(Records from a dataset)
###

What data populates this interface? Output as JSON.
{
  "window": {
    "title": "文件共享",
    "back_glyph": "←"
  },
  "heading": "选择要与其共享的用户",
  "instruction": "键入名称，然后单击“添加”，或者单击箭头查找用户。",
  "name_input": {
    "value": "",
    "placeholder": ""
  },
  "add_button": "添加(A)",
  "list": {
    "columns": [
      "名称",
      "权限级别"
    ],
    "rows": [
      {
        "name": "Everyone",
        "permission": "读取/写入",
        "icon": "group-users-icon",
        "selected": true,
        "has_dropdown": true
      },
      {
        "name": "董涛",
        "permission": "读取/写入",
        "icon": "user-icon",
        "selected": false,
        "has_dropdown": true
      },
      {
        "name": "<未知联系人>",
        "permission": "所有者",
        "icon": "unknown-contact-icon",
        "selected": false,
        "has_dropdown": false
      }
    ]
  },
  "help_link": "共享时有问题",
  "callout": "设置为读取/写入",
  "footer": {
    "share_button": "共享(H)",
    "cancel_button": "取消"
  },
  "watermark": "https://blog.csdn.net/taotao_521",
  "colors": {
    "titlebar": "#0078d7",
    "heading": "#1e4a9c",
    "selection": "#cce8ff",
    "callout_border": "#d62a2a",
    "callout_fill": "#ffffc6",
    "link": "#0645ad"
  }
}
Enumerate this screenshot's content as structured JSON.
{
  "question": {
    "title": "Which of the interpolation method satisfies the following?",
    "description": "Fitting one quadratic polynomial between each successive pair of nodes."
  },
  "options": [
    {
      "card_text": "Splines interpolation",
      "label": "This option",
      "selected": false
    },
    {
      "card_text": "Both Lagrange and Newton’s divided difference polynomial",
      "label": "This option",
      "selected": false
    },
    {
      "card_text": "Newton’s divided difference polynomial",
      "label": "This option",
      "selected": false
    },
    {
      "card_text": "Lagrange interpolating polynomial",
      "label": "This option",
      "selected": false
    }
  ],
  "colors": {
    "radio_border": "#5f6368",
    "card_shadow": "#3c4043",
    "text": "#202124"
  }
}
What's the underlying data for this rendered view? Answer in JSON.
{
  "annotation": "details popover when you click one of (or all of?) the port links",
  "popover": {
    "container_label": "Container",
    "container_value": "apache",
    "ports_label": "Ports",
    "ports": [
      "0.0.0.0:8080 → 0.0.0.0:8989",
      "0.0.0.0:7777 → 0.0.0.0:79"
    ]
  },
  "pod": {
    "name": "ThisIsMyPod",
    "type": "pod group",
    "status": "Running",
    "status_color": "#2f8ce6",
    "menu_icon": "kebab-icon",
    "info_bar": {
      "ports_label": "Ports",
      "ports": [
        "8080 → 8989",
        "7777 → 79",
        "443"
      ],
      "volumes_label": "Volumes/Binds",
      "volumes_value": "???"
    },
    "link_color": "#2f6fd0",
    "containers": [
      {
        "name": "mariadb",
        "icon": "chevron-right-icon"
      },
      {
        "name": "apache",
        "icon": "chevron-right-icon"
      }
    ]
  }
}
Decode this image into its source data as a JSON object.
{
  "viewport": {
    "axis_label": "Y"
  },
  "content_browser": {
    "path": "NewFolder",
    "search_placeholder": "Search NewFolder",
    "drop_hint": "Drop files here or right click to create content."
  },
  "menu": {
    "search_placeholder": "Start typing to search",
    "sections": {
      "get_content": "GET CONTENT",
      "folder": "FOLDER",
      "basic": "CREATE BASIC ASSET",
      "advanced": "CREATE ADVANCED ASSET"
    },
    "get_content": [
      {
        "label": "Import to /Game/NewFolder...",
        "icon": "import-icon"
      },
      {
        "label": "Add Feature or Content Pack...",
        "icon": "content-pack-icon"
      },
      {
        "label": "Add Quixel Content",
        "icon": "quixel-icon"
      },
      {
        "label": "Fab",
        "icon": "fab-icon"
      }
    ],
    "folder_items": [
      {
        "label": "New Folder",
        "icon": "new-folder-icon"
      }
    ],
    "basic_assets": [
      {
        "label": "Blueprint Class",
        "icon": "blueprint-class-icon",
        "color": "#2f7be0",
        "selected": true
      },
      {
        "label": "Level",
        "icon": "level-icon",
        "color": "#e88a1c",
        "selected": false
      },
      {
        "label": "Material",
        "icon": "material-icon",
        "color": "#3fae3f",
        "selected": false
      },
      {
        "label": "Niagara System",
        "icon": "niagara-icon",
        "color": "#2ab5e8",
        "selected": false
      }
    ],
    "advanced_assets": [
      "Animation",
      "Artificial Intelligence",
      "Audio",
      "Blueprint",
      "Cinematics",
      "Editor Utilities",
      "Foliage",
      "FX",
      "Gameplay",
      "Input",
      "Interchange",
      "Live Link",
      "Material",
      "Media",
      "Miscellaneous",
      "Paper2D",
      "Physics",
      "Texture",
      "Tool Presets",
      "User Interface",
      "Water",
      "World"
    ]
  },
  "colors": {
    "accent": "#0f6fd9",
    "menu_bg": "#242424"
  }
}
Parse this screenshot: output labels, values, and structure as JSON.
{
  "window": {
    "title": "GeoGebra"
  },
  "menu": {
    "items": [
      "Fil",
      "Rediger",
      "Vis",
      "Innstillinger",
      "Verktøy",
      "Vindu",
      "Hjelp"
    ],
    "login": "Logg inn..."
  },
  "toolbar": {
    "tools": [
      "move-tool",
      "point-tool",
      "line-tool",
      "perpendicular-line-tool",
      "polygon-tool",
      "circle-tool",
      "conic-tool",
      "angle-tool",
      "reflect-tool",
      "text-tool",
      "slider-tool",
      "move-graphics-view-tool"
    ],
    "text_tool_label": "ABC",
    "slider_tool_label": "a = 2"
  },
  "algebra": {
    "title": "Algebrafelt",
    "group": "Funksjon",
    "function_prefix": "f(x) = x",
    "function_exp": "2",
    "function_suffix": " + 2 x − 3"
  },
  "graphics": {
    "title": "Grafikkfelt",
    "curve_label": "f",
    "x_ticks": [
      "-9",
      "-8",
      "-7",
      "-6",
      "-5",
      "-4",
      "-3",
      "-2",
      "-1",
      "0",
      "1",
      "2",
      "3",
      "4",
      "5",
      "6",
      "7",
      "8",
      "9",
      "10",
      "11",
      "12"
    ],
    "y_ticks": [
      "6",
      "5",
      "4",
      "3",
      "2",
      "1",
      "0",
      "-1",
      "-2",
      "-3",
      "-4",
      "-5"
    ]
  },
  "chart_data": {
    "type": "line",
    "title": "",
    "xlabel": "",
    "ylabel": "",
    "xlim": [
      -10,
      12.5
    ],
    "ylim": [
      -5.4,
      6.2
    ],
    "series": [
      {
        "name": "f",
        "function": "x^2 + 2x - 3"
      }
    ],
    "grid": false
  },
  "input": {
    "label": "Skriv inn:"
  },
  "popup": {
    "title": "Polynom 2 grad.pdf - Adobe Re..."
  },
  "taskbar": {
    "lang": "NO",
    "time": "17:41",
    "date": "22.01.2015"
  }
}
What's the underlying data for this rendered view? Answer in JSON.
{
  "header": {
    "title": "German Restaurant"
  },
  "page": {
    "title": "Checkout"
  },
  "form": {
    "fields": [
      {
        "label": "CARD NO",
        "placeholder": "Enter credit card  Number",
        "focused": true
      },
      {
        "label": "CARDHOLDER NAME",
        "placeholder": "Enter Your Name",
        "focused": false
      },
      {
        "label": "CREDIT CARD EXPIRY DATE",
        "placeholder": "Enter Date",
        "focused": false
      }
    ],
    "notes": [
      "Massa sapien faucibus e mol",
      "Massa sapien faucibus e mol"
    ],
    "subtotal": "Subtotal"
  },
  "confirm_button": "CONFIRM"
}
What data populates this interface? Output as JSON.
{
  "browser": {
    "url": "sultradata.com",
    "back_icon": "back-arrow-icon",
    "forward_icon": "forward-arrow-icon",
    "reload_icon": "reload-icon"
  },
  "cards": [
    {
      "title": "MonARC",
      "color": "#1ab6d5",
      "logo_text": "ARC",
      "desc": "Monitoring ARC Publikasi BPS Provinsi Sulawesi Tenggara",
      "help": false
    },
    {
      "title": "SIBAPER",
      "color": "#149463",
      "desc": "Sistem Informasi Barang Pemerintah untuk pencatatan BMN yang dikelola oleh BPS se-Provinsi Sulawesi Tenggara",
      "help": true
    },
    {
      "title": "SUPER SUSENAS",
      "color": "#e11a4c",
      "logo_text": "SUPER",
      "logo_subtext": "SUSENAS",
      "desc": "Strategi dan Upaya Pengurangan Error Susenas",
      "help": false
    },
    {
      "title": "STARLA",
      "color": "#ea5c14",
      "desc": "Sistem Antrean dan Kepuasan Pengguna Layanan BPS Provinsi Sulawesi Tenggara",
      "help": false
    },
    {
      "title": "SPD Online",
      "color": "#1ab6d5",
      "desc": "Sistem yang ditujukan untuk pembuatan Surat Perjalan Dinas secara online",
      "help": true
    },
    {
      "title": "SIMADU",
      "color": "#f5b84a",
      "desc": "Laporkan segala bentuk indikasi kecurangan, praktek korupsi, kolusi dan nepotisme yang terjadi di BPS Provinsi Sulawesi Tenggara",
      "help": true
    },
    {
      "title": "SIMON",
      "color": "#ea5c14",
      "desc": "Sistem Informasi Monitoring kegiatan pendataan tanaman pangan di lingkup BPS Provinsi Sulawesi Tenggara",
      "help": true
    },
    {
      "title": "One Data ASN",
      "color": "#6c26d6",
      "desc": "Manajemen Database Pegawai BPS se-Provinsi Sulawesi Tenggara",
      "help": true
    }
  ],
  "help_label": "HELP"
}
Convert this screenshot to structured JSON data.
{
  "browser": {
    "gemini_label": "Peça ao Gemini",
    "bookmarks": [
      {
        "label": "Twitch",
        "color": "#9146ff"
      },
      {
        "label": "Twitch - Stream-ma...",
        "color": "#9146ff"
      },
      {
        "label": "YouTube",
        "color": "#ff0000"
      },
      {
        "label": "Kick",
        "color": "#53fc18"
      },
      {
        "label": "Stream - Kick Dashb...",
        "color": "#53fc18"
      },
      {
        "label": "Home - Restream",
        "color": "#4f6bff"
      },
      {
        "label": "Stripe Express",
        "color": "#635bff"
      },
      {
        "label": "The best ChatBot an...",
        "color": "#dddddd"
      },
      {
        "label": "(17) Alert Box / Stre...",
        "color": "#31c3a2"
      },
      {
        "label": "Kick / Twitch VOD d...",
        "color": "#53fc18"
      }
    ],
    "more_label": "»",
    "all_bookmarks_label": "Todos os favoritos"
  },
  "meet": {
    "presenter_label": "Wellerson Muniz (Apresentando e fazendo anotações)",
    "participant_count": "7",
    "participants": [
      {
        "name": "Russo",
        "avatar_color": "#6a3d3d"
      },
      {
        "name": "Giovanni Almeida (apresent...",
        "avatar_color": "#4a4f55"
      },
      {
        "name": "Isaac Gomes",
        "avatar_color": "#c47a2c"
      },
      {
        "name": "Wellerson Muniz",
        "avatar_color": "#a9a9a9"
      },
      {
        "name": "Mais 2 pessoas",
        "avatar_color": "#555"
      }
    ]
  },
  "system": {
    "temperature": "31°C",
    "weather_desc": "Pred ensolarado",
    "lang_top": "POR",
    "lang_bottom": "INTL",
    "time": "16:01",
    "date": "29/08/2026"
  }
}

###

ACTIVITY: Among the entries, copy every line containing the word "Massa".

TASK SOLUTION:
      "Massa sapien faucibus e mol",
      "Massa sapien faucibus e mol"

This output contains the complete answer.